Many measures are needed, including providing safe alternatives to indoor cooking and heating in low-income countries, but vehicle emissions are a priority: fleets in emerging-economy cities are set to double in the next five to ten years and the global fleet is set to grow from about one billion to three billion vehicles by 2050.
Success in reducing leaded petrol shows changes is possible
Sceptics may say that it will take a long time to clean up the global car fleet, but experience shows that rapid improvements are feasible. When the UNEP-led Partnership for Clean Fuel and Vehicles (PFCV)—with the involvement of car manufacturers, car manufacturer associations and petrol corporations— launched in 2002, about half of the world’s countries still used leaded petrol, causing massive health and societal impacts. The PFCV supported over 80 countries, with the end result that as of October 2013 only six countries still used a small amount of leaded petrol. This shift avoids an estimated 1.3 million premature deaths annually.
Today, we are targeting small particulates for similar action, and we are already seeing a global shift to low-sulphur fuels. Some 13 developing countries have reached the 50 parts-per-million target on low-sulphur fuels, and another 30 countries made significant gains in bringing levels down to that target. For example in Kenya, where UNEP is headquartered, levels used to be up to 10,000 parts per million—one thousand times higher than in Europe. Last year, East African Environment Ministers agreed to move to low-sulphur fuels by the end of 2014.
While such advances are encouraging, further reductions in global emissions will be needed, for example through the introduction of new technologies such as hybrid and electric vehicles.
UNEP is supporting countries and their partners to fast track action on this challenge through the PCFV and other programmes such as the Climate and Clean Air Coalition—which works to reduce short-lived climate pollutants such as black carbon in a number of key sectors, including transport, agriculture, waste, household cooking and heating, and brick production. Yet we can all do so much more.
Next week, the world’s environment ministers will meet at UNEP’s Headquarters in Nairobi for the first-ever United Nations Environment Assembly (UNEA). One of the key themes is the Sustainable Development Goals, and it is clear that attempts to improve quality of life through sustainable development will be hampered should the very air we breathe prove deadly. Air pollution is also on the agenda of UNEA, and the meeting is expected to call on countries to act swiftly and request UNEP to support them in their actions.

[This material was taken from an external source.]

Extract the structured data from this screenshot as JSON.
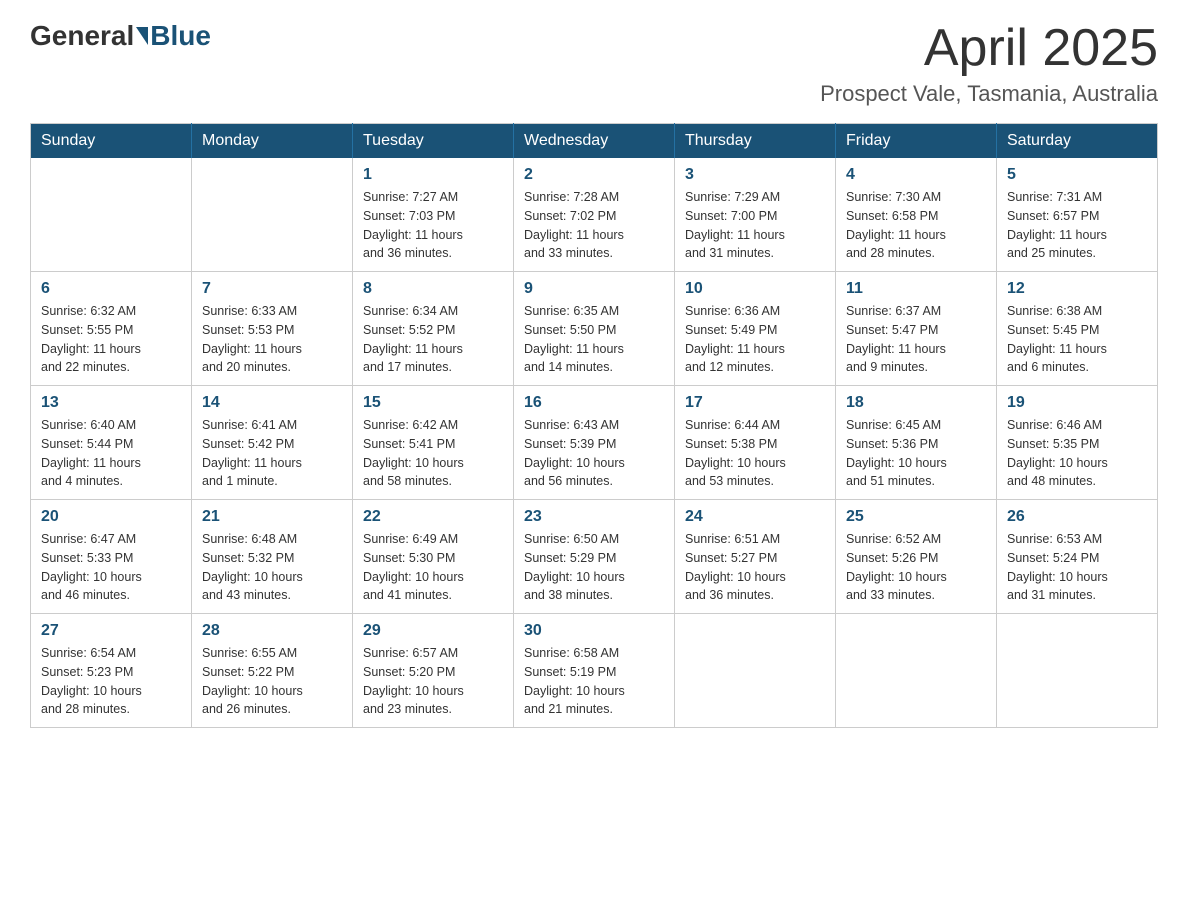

While wheels have been set in motion, there is no time to lose. Every year that passes means another seven million deaths. We should not wait for the next WHO report to tell us that this number has doubled once more.
For more information please go to www.unep.org/transport/pcfv